Mobility is a hot topic around the tech world these days, and for good reason. Not only are we as a society becoming increasingly mobile, but business in particular is at the forefront of this societal shift; you’ve probably read about the bring-your-own-device trend, the rise of the remote workforce, and the increase in mobile-device sales. But it’s important to understand that the move towards a mobile workplace isn’t over and done with – it’s an ongoing shift that will continue to pick up steam for at least another decade to come. Companies looking to stay ahead of the curve – and their competition – need to continue adapting to this rapidly changing marketplace.
To prove that point, we’ve rounded up 10 surprising but true facts about mobile devices and the mobile workplace. Did you know that:
1. Smartphones haven’t just been outselling PCs, they’ve been doing so for almost three years. While PCs and laptops still drive production, consumption is increasingly moving to tablets and smartphones. Back in 2011, nearly 40 percent of consumers purchased products or services via their smartphone; in 2013, 56 percent of users said they researched products online using their smartphone.
2. About 25 percent of Americans access the Internet strictly from their mobile device. On a related note, 1 in 7 tech B2B searches are from mobile devices. By the end of 2014, that number is expected to jump to nearly 1 in 3.
4. There are 271 million mobile subscribers in the United States. The US Census Bureau estimates that the US population is approximately 317 million, meaning that 86 percent of the total population is mobile.
5. Mobile data usage increased by 89 percent in just one year, from 2010 to 2011, according to Nielsen. As providers adapt their pricing to meet current demands and further improve data efficiency, this meteoric growth will actually increase.
6. About 10 percent of the US workforce works from home at least some of the time. Perhaps more crucially, in a 1,000-person survey by Good Technology, 80 percent of respondents said they worked at home after leaving the office, for an average of about seven hours a week. With a growing number of full- or part-time long-distance employees, company-specific mobile infrastructure will become increasingly important.

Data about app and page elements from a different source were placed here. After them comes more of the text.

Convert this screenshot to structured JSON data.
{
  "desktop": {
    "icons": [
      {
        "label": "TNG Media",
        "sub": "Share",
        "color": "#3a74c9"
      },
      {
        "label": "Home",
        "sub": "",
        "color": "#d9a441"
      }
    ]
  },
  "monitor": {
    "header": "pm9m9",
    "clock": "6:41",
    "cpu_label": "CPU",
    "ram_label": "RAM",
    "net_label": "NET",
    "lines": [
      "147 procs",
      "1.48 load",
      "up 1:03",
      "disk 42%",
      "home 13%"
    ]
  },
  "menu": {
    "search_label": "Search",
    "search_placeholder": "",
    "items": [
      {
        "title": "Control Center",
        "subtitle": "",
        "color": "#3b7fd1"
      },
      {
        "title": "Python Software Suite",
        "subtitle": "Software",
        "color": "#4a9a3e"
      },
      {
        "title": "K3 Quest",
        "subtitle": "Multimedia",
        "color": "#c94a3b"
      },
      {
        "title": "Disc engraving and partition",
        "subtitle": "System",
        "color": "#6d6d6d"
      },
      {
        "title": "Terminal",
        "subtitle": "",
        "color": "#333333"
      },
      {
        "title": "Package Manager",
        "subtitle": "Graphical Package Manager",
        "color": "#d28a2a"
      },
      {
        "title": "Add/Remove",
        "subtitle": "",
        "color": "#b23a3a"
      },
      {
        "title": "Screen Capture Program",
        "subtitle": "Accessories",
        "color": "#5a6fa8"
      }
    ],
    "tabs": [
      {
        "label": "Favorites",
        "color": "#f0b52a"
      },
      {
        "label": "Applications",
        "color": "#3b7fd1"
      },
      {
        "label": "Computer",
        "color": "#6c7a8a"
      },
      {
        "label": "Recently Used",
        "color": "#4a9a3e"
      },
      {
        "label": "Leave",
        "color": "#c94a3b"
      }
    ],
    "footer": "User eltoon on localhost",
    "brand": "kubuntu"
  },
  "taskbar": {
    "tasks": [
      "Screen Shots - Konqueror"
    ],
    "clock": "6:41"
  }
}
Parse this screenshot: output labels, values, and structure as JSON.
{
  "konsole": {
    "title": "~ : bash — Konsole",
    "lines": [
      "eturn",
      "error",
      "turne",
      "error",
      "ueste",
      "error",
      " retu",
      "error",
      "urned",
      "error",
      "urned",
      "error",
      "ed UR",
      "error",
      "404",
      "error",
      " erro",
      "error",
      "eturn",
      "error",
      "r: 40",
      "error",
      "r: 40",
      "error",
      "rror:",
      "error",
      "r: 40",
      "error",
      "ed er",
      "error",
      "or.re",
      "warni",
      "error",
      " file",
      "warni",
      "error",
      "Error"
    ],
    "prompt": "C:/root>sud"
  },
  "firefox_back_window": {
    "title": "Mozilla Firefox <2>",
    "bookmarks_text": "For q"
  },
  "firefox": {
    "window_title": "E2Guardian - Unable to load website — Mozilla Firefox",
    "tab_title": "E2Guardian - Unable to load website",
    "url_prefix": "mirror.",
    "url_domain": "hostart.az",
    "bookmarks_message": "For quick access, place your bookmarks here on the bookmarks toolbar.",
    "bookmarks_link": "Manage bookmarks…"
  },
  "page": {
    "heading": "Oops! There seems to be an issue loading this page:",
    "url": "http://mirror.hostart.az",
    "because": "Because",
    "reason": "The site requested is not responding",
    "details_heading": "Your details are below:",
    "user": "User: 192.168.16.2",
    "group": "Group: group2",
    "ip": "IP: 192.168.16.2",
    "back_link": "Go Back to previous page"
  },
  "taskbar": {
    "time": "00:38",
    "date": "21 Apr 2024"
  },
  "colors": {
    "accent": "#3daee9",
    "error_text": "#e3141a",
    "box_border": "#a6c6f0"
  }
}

7. The United States Census Bureau found that about 8.1 percent of the workforce (10.8 million people) have hour-long commutes. An additional 600,000 workers were “megacommuters,” whose drives to work are 90 minutes or longer. Teleworkers aren’t the only people who could benefit from connecting to the office remotely. If these long-distance commuters could plug into the office from the road, efficiency would skyrocket.
8. Some 45 percent of American workers “hold a job that is compatible with at least part-time telework.”And if the bellwether survey which found that 80 percent of Accenture employees said that their flexible work-from-home schedules made them want to stay with the company is any indication, more and more of that demographic is likely to start telecommuting at least part time over the next few years.
9. Over a quarter of all emails are opened on mobile phones. Another 10.16 percent are opened on tablets. When you consider that many of these emails are work-related, it suggests that the boundaries of where we work are becoming fuzzier and fuzzier.
10. Mobile video conferencing systems not only support smartphones and tablets, but cater to mobile users as well. LifeSize, for example, supports enterprise-grade video conferencing calls on over 50 mobile devices. Video conferencing has gone from room-sized solutions to fitting in your pocket in just over a decade.
If these ten facts have proven anything, it’s that we aren’t just living in a mobile society: we’re living in a society that’s growing increasingly mobile every single day. The trends we enumerated above are getting more and more pronounced year over year, and companies that don’t stay in front of the curve run the risk of being left behind.
Find out more about how you can leverage the power of mobile video conferencing here.